● **Exercise directions**:
If a line in the entries contains the word "JSON", list it.

[Data in this exercise]

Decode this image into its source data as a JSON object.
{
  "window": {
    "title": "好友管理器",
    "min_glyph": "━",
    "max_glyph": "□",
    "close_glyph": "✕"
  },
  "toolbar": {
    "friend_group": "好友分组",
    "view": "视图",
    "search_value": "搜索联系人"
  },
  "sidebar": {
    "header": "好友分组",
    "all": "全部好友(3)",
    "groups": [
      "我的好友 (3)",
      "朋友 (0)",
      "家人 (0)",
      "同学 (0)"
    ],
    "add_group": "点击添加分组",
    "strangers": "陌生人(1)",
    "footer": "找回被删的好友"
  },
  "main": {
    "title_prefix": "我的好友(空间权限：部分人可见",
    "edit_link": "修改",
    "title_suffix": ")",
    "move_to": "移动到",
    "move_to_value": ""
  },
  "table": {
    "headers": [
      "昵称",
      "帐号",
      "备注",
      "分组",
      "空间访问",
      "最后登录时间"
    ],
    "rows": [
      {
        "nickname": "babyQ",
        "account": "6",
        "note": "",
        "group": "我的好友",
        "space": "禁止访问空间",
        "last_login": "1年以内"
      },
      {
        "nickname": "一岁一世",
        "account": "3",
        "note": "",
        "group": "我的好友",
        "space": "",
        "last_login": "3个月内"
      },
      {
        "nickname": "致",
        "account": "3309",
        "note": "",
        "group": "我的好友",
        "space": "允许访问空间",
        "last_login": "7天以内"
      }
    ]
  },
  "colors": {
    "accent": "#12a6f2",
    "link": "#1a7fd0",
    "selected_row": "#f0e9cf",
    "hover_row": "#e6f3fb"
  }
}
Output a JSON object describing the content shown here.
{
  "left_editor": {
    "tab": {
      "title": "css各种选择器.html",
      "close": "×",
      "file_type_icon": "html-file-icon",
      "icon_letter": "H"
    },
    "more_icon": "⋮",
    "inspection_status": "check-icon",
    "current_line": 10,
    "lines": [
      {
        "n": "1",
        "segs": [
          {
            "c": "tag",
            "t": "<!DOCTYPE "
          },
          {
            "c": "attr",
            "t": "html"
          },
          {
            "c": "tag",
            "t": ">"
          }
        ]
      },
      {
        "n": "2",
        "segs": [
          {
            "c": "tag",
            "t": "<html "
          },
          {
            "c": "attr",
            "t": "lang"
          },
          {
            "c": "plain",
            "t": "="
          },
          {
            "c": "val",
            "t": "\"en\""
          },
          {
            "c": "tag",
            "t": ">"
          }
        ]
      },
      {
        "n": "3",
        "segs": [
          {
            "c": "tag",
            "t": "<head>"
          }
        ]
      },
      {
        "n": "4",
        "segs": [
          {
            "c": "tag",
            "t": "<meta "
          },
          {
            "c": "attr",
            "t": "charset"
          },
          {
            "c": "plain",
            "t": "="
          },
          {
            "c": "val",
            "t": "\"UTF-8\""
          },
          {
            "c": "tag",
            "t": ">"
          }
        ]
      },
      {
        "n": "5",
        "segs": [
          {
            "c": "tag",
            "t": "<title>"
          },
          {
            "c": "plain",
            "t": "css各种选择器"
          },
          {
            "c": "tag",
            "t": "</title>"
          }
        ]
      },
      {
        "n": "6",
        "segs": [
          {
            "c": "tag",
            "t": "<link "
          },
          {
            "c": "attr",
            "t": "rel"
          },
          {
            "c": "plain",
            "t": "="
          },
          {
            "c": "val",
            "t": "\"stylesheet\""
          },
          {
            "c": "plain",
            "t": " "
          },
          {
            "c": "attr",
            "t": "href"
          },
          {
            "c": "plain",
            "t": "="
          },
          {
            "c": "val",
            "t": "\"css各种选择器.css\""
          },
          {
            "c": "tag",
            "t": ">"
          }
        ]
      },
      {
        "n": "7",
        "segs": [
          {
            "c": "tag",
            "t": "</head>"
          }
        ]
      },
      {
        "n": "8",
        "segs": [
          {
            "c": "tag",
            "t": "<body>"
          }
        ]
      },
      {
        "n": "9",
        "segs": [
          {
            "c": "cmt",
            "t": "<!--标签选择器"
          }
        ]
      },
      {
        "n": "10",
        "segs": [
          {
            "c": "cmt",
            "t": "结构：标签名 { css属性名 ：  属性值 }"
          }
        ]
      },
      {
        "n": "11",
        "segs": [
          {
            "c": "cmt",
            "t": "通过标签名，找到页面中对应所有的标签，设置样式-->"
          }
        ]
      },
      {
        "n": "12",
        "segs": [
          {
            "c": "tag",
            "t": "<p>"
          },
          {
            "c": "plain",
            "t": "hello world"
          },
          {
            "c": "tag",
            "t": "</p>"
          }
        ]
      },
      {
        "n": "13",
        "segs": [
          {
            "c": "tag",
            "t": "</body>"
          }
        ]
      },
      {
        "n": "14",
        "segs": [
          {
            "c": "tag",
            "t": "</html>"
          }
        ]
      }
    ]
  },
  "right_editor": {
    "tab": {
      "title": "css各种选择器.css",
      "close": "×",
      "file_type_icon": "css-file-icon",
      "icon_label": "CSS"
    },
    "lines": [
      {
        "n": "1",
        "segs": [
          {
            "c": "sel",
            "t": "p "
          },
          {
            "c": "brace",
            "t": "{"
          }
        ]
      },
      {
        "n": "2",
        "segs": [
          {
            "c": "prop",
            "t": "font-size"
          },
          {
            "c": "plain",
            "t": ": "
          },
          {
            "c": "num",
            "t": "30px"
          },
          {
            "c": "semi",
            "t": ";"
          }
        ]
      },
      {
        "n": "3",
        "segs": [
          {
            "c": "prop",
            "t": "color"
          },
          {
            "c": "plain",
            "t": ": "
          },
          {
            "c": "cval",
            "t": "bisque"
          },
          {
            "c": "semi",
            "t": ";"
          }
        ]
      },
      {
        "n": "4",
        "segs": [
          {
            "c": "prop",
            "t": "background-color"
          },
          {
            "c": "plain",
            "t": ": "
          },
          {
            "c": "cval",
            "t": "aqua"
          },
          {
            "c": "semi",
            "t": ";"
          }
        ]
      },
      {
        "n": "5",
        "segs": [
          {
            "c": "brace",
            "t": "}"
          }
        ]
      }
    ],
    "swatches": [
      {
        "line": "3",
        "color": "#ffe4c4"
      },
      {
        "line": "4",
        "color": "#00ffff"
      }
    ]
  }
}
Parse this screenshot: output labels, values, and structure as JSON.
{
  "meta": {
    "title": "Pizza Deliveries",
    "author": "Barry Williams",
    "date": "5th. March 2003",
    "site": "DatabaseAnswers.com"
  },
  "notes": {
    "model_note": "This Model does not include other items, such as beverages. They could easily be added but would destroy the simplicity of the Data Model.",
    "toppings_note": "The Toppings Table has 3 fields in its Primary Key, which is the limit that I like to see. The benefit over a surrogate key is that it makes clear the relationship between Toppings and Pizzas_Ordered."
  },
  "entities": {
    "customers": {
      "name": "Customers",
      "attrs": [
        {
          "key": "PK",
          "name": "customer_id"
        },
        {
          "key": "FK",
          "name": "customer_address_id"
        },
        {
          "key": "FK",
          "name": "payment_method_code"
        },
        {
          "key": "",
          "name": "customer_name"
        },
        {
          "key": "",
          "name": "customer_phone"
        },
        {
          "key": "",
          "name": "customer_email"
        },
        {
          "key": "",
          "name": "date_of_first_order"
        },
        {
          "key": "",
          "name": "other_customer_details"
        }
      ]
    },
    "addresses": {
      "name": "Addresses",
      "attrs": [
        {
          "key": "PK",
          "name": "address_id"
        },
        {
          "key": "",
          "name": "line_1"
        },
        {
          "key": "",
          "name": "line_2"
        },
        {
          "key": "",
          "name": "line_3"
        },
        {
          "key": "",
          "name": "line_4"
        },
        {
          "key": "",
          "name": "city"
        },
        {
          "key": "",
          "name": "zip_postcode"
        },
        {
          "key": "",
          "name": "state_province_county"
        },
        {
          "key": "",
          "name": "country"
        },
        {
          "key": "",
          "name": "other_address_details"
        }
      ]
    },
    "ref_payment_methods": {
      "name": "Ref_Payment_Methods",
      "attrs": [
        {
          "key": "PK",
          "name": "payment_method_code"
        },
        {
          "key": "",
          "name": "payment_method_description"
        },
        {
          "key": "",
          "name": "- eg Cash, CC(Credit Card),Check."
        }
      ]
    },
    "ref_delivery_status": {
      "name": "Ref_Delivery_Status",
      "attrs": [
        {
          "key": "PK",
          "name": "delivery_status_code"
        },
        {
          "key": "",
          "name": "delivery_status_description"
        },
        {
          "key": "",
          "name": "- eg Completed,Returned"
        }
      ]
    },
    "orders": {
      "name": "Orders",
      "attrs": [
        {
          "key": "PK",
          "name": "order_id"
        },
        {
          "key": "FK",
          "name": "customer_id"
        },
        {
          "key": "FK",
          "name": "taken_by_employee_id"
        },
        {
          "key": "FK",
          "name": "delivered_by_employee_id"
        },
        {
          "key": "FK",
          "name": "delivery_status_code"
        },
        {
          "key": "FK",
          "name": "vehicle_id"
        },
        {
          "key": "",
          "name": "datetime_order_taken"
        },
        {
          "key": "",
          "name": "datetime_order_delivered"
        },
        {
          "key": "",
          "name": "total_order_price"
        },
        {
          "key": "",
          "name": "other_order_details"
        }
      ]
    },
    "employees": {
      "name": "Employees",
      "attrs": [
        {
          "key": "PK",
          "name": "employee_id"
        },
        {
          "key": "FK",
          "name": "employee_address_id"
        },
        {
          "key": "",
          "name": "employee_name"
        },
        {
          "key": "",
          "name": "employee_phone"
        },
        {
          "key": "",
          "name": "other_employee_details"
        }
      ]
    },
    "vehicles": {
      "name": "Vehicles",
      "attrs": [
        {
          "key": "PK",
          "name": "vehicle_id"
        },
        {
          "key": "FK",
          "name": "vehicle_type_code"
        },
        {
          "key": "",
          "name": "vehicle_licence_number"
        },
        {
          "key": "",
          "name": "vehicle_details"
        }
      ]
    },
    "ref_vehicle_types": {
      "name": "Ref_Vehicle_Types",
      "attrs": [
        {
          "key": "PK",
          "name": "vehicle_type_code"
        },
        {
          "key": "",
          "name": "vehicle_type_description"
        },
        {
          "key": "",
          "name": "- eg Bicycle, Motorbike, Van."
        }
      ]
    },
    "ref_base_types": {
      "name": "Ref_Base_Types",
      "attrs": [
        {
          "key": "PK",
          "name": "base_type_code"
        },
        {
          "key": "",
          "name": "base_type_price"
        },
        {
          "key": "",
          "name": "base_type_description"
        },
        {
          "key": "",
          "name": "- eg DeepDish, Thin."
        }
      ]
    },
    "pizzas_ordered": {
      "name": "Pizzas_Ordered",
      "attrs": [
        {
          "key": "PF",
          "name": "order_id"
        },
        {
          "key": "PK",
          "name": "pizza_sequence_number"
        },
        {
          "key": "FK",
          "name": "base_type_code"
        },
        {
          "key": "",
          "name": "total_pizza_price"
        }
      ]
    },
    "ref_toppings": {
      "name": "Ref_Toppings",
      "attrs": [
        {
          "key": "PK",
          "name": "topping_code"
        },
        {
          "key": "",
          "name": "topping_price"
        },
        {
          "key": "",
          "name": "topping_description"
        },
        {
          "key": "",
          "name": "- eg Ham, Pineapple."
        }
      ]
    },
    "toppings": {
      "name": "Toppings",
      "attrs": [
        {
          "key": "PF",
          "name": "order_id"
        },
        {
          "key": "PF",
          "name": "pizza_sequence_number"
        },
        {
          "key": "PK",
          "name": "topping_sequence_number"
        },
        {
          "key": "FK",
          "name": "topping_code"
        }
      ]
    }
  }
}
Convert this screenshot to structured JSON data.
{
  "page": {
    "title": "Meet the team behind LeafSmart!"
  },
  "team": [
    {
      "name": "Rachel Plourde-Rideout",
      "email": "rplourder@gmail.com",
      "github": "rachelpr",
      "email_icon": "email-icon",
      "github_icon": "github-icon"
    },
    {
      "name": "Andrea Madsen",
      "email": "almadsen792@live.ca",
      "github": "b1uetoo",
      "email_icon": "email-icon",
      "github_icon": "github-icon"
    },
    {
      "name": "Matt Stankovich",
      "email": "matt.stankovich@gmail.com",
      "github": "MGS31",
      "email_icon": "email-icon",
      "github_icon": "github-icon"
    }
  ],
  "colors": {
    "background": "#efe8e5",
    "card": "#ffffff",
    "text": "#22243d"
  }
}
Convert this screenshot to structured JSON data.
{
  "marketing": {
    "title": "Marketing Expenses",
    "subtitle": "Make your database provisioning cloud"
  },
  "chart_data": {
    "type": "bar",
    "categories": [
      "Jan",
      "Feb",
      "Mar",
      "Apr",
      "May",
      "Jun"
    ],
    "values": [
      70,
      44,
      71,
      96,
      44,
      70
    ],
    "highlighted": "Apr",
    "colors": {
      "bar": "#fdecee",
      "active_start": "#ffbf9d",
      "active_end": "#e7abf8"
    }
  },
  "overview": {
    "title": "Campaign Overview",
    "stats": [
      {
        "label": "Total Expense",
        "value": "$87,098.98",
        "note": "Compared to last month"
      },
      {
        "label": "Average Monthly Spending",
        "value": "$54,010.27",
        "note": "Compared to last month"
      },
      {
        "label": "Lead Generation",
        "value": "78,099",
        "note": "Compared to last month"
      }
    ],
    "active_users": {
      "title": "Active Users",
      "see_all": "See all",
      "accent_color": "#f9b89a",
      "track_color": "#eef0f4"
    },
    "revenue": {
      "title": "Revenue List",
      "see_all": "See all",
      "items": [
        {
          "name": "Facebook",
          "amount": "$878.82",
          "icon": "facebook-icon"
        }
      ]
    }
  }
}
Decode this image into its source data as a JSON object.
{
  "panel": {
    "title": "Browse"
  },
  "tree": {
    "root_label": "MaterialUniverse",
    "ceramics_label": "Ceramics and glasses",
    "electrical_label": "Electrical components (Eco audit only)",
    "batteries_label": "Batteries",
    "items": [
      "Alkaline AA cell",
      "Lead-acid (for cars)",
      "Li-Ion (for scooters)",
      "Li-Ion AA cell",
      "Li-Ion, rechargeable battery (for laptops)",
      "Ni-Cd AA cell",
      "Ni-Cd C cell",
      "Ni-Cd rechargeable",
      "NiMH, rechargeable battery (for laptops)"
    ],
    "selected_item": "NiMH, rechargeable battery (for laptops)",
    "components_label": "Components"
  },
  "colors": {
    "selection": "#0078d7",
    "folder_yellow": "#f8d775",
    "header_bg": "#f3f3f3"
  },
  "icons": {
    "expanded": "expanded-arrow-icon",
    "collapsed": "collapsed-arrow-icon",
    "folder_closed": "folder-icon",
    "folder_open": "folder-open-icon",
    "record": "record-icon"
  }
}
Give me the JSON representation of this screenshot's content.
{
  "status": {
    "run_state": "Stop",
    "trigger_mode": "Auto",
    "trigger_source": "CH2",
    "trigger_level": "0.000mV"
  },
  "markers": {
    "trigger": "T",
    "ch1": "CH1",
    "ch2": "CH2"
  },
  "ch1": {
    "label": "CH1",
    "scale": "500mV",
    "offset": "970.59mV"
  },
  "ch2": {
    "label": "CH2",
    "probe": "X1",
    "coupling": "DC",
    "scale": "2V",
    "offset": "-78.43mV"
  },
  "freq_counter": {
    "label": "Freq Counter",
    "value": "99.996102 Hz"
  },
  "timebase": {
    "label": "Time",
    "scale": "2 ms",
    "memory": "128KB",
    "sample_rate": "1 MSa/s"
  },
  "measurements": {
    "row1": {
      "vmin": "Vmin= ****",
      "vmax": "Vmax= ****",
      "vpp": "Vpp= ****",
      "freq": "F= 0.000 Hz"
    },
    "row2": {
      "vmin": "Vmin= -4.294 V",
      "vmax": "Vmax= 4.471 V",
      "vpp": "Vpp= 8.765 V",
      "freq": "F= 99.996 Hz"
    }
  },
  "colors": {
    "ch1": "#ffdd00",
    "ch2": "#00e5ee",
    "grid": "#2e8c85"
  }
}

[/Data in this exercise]

● **Reply**:
Decode this image into its source data as a JSON object.
Output a JSON object describing the content shown here.
Parse this screenshot: output labels, values, and structure as JSON.
Convert this screenshot to structured JSON data.
Convert this screenshot to structured JSON data.
Decode this image into its source data as a JSON object.
Give me the JSON representation of this screenshot's content.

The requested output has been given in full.